Instructions for the task - Could you copy each line of the entries that contains "Main"?

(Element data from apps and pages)
****
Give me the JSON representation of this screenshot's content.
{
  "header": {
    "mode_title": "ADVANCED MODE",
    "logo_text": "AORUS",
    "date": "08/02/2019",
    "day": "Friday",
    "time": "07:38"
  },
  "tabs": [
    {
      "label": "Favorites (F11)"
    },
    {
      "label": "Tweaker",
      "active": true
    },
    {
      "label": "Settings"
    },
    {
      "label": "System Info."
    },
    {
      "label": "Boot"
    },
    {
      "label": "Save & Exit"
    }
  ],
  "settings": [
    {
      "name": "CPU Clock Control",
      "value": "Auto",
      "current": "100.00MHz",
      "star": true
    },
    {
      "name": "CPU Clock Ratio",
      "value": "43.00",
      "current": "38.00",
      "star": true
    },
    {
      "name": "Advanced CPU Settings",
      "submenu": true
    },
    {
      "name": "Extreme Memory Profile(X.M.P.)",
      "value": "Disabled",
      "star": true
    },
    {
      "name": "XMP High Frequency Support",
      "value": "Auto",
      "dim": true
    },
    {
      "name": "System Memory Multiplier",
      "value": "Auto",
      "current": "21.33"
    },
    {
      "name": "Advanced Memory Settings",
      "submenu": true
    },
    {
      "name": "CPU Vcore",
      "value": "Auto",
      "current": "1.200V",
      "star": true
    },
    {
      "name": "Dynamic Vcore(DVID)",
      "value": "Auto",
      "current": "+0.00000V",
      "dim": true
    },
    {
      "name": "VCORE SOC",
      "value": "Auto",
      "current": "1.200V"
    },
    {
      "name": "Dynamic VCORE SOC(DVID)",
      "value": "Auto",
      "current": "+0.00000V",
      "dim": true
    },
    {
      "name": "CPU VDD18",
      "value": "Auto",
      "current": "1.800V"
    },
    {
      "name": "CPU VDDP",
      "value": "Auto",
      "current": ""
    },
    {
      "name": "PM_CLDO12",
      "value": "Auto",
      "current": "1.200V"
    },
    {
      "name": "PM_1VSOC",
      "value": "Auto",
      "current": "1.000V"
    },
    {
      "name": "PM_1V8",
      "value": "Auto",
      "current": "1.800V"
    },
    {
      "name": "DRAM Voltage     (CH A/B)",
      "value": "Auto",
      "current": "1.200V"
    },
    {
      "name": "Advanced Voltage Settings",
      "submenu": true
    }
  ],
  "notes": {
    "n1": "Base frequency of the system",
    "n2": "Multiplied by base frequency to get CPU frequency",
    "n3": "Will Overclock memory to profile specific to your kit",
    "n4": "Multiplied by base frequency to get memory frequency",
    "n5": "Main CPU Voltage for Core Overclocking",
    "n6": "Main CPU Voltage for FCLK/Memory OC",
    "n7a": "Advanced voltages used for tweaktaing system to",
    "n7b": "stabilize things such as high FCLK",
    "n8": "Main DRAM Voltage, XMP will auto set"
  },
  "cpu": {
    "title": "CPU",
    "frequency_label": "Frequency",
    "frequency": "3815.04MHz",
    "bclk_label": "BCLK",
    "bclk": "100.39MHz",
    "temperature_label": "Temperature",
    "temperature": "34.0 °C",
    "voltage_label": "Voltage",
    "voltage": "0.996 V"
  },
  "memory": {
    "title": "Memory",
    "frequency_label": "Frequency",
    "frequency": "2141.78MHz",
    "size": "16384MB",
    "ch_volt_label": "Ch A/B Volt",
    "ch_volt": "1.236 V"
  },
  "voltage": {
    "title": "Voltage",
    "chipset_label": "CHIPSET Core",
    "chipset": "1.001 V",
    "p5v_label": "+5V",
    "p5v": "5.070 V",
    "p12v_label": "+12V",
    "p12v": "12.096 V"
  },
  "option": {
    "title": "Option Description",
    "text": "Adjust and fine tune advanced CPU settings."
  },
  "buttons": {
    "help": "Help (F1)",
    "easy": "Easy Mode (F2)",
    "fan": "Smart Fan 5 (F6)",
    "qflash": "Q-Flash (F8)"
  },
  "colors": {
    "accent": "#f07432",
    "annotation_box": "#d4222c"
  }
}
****
Response -
    "n5": "Main CPU Voltage for Core Overclocking",
    "n6": "Main CPU Voltage for FCLK/Memory OC",
    "n8": "Main DRAM Voltage, XMP will auto set"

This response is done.